Education is one of the primary sectors where we can find lower-middle-class jobs. The field encompasses a wide range of roles, including primary and secondary school teachers and educational support staff. These professionals are at the heart of our communities, laying the groundwork for future generations’ knowledge and success.

Another area where lower middle-class workers can be found is in the healthcare industry. Nurses, for example, provide essential support to doctors and other medical professionals in various settings, such as hospitals, clinics, and private practices. While these jobs often require specialized training, the wages may be lower than those earned by upper-middle-class professionals like physicians or surgeons.

The lower middle class is also crucial in providing shelter and accommodation services. These individuals might work as real estate agents, home inspectors, or rental property managers. Many people could find or maintain safe, comfortable homes with their dedication.

We must also consider the importance of manual labor jobs in the working-class community. Tradespeople, such as electricians, plumbers, or construction workers, are vital for maintaining essential infrastructure in our society. These roles typically require technical training and expertise. However, the pay may vary greatly depending on the specific trade or geographical location.

Here are a couple other articles for you on jobs and class structure in America for further reading:

Frequently Asked Questions:

Q: What kinds of jobs are typically associated with the middle class?

A: Middle-class jobs are diverse and range from management positions to roles in education, healthcare, law enforcement, and various other sectors. They require varying levels of education, experience, and skills.

Q: Can one secure a middle-class job without a degree?

A: There are numerous middle-class occupations like registered nurse or office manager that don’t require a degree and still provide a respectable social status. These individuals often maintain their middle-class position through disciplined spending and wise investment habits.

Q: How do companies support individuals in securing middle-class jobs without higher education?

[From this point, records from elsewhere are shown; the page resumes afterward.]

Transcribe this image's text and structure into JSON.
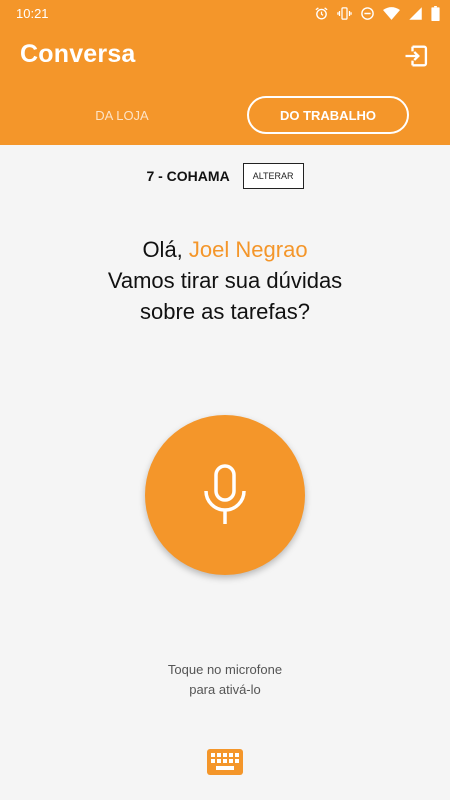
{
  "status_bar": {
    "time": "10:21",
    "icons": [
      "alarm-icon",
      "vibrate-icon",
      "do-not-disturb-icon",
      "wifi-icon",
      "signal-icon",
      "battery-icon"
    ]
  },
  "app_bar": {
    "title": "Conversa",
    "logout_icon": "logout-icon",
    "tabs": [
      {
        "label": "DA LOJA",
        "selected": false
      },
      {
        "label": "DO TRABALHO",
        "selected": true
      }
    ]
  },
  "store": {
    "name": "7 - COHAMA",
    "change_label": "ALTERAR"
  },
  "greeting": {
    "prefix": "Olá,",
    "user_name": "Joel Negrao",
    "line2": "Vamos tirar sua dúvidas",
    "line3": "sobre as tarefas?"
  },
  "mic": {
    "icon": "microphone-icon",
    "hint_line1": "Toque no microfone",
    "hint_line2": "para ativá-lo"
  },
  "keyboard": {
    "icon": "keyboard-icon"
  },
  "colors": {
    "accent": "#f4962a",
    "background": "#f5f5f5",
    "text": "#111111"
  }
}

A: Many companies offer opportunities like training programs, mentorships, or apprenticeships. These initiatives allow individuals to learn valuable skills without pursuing higher education, leading to fruitful careers without the burden of student loans.